In a 2002 article ”Confessions of a Mystery Writer" William Link concluded as much. "Thinking back,” he wrote, “the Queen series was too complicated for its own good. I remember spending an entire afternoon with Dick [Levinson] trying to figure how keys on a keychain would fall into what configuration in one’s pocket when placed there. When audiences didn’t respond the lesson was learned: "[o]ur failure with Ellery Queen was our template” for future efforts, Levinson observed. We deliberately made the clues on Murder She Wrote easier to decipher, including a very guessable murderer now and then. Part of our psychology was to reward the focused viewers because they might then be motivated to return the following week. Another unexpressed reason was that it was far easier to come up with facile clues than sweating bullets over keys in a pocket… The upshot was that ‘Murder She Wrote‘ thrived for 12 seasons, Ellery Queen [only] one."
In short, the
show simply refused to write to a least common denominator.
It played to a higher appreciation level.
And like good satire, which
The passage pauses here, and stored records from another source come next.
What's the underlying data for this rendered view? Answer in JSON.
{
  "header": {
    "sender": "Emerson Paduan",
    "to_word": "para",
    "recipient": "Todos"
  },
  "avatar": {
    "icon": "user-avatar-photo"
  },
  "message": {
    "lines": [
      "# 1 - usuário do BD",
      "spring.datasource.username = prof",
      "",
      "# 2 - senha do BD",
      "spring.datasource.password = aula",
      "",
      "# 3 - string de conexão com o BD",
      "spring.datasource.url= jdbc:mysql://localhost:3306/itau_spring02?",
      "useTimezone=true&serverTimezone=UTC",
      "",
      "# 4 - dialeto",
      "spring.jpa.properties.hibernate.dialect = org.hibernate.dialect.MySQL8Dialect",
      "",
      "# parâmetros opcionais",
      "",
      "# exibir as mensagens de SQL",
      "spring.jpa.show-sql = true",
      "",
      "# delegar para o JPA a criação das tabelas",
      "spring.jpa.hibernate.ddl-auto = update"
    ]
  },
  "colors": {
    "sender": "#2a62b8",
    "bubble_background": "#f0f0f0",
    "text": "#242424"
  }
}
closes on Saturday night, that ultimately proved its
series closed in 1976.
Short of catching an errant re-run of
the series, like much of Queen’s written work, has in recent
years been largely unavailable. But all of that is about to
The explosion of the DVD market
has provided an outlet for many short-lived but highly
And, by the same token, these
series have proven commercially feasible even if they do not
play to a lowest denominator.
The DVD and the array of cable
networks now available have changed entertainment marketing.
A series, to sell successfully,
can now appeal to a niche market in a way that could have
never happened in the mid-1970s.
And so, thankfully and at long last,
it is not Mr. Queen’s turn to step up to the plate.
As Kurt has noted in recent
posts, and in the introduction to this piece, the entire
series will be available as of the
end of September in a boxed set of DVDs.
all of the episodes of this wonderful little series are
praiseworthy, a particular joy of the collection is that it
includes one episode actually based on a 1935 Queen story –
"The Adventure of the Mad Tea
Party", which aired on October
30, 1975. That episode has been recognized as perhaps the
best screen treatment ever of a Queen work. It also provided
a basis for my Ellery Queen pastiche, “The
Mad Hatter’s Riddle,” which
in the September-October, 2009 double issue of
Ellery Queen Mystery Magazine.
My story was prompted directly
by that episode:
What if, I wondered, Ellery had
been called to Hollywood as a consultant on the
episode? And what if something then had gone terribly wrong
during the filming?
you happen to have a copy of that particular
you might want to read the story in advance of watching the
episode – that’s sort of how I intended it to work.
Although I never suspected,
even a short year ago, that we would actually be able to
accomplish this with digitally-remastered episodes of
The series is a wonderful collection
of tightly produced who-dunnits.
Highly anticipated, and highly
commended to all!
Dale C. Andrews.
Used by permission
Other articles by
this West 87nd Street Irregular
Page first published on Sep